Items from an interface collection
☆ ☆ ☆ ☆

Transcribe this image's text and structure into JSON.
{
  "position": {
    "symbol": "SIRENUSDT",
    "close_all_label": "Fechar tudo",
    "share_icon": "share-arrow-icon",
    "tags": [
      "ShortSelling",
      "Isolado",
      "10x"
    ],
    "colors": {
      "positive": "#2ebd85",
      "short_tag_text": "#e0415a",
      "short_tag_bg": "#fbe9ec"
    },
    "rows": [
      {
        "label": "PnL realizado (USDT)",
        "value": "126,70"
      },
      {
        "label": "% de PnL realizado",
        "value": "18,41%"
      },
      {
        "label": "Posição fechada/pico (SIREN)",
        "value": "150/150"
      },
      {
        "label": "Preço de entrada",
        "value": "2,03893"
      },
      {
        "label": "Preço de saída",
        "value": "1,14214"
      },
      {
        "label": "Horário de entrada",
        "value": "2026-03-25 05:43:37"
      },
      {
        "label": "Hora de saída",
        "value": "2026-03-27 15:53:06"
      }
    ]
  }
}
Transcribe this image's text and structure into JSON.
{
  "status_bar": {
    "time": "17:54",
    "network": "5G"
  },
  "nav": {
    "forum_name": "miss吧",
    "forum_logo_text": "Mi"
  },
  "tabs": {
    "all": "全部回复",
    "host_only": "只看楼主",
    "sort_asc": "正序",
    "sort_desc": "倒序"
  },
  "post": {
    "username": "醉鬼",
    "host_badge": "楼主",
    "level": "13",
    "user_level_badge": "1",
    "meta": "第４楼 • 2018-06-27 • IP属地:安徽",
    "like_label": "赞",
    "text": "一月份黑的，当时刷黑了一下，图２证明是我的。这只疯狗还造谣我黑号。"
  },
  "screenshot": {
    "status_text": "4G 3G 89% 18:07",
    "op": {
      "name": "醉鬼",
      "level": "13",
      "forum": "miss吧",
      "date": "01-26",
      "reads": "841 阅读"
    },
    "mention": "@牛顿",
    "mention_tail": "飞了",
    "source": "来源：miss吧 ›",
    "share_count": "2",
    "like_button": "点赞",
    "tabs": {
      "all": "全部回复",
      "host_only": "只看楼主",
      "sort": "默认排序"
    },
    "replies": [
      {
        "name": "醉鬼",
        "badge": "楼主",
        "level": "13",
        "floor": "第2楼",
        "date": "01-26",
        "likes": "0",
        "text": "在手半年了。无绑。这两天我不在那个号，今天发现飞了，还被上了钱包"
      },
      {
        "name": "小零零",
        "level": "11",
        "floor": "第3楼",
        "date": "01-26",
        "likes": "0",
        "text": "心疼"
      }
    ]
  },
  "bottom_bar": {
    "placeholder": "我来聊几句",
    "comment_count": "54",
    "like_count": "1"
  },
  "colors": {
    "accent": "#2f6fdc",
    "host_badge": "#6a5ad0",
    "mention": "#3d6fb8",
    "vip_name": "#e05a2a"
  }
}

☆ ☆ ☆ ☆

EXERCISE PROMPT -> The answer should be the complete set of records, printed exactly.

REPLY ->
Transcribe this image's text and structure into JSON.
{
  "position": {
    "symbol": "SIRENUSDT",
    "close_all_label": "Fechar tudo",
    "share_icon": "share-arrow-icon",
    "tags": [
      "ShortSelling",
      "Isolado",
      "10x"
    ],
    "colors": {
      "positive": "#2ebd85",
      "short_tag_text": "#e0415a",
      "short_tag_bg": "#fbe9ec"
    },
    "rows": [
      {
        "label": "PnL realizado (USDT)",
        "value": "126,70"
      },
      {
        "label": "% de PnL realizado",
        "value": "18,41%"
      },
      {
        "label": "Posição fechada/pico (SIREN)",
        "value": "150/150"
      },
      {
        "label": "Preço de entrada",
        "value": "2,03893"
      },
      {
        "label": "Preço de saída",
        "value": "1,14214"
      },
      {
        "label": "Horário de entrada",
        "value": "2026-03-25 05:43:37"
      },
      {
        "label": "Hora de saída",
        "value": "2026-03-27 15:53:06"
      }
    ]
  }
}
Transcribe this image's text and structure into JSON.
{
  "status_bar": {
    "time": "17:54",
    "network": "5G"
  },
  "nav": {
    "forum_name": "miss吧",
    "forum_logo_text": "Mi"
  },
  "tabs": {
    "all": "全部回复",
    "host_only": "只看楼主",
    "sort_asc": "正序",
    "sort_desc": "倒序"
  },
  "post": {
    "username": "醉鬼",
    "host_badge": "楼主",
    "level": "13",
    "user_level_badge": "1",
    "meta": "第４楼 • 2018-06-27 • IP属地:安徽",
    "like_label": "赞",
    "text": "一月份黑的，当时刷黑了一下，图２证明是我的。这只疯狗还造谣我黑号。"
  },
  "screenshot": {
    "status_text": "4G 3G 89% 18:07",
    "op": {
      "name": "醉鬼",
      "level": "13",
      "forum": "miss吧",
      "date": "01-26",
      "reads": "841 阅读"
    },
    "mention": "@牛顿",
    "mention_tail": "飞了",
    "source": "来源：miss吧 ›",
    "share_count": "2",
    "like_button": "点赞",
    "tabs": {
      "all": "全部回复",
      "host_only": "只看楼主",
      "sort": "默认排序"
    },
    "replies": [
      {
        "name": "醉鬼",
        "badge": "楼主",
        "level": "13",
        "floor": "第2楼",
        "date": "01-26",
        "likes": "0",
        "text": "在手半年了。无绑。这两天我不在那个号，今天发现飞了，还被上了钱包"
      },
      {
        "name": "小零零",
        "level": "11",
        "floor": "第3楼",
        "date": "01-26",
        "likes": "0",
        "text": "心疼"
      }
    ]
  },
  "bottom_bar": {
    "placeholder": "我来聊几句",
    "comment_count": "54",
    "like_count": "1"
  },
  "colors": {
    "accent": "#2f6fdc",
    "host_badge": "#6a5ad0",
    "mention": "#3d6fb8",
    "vip_name": "#e05a2a"
  }
}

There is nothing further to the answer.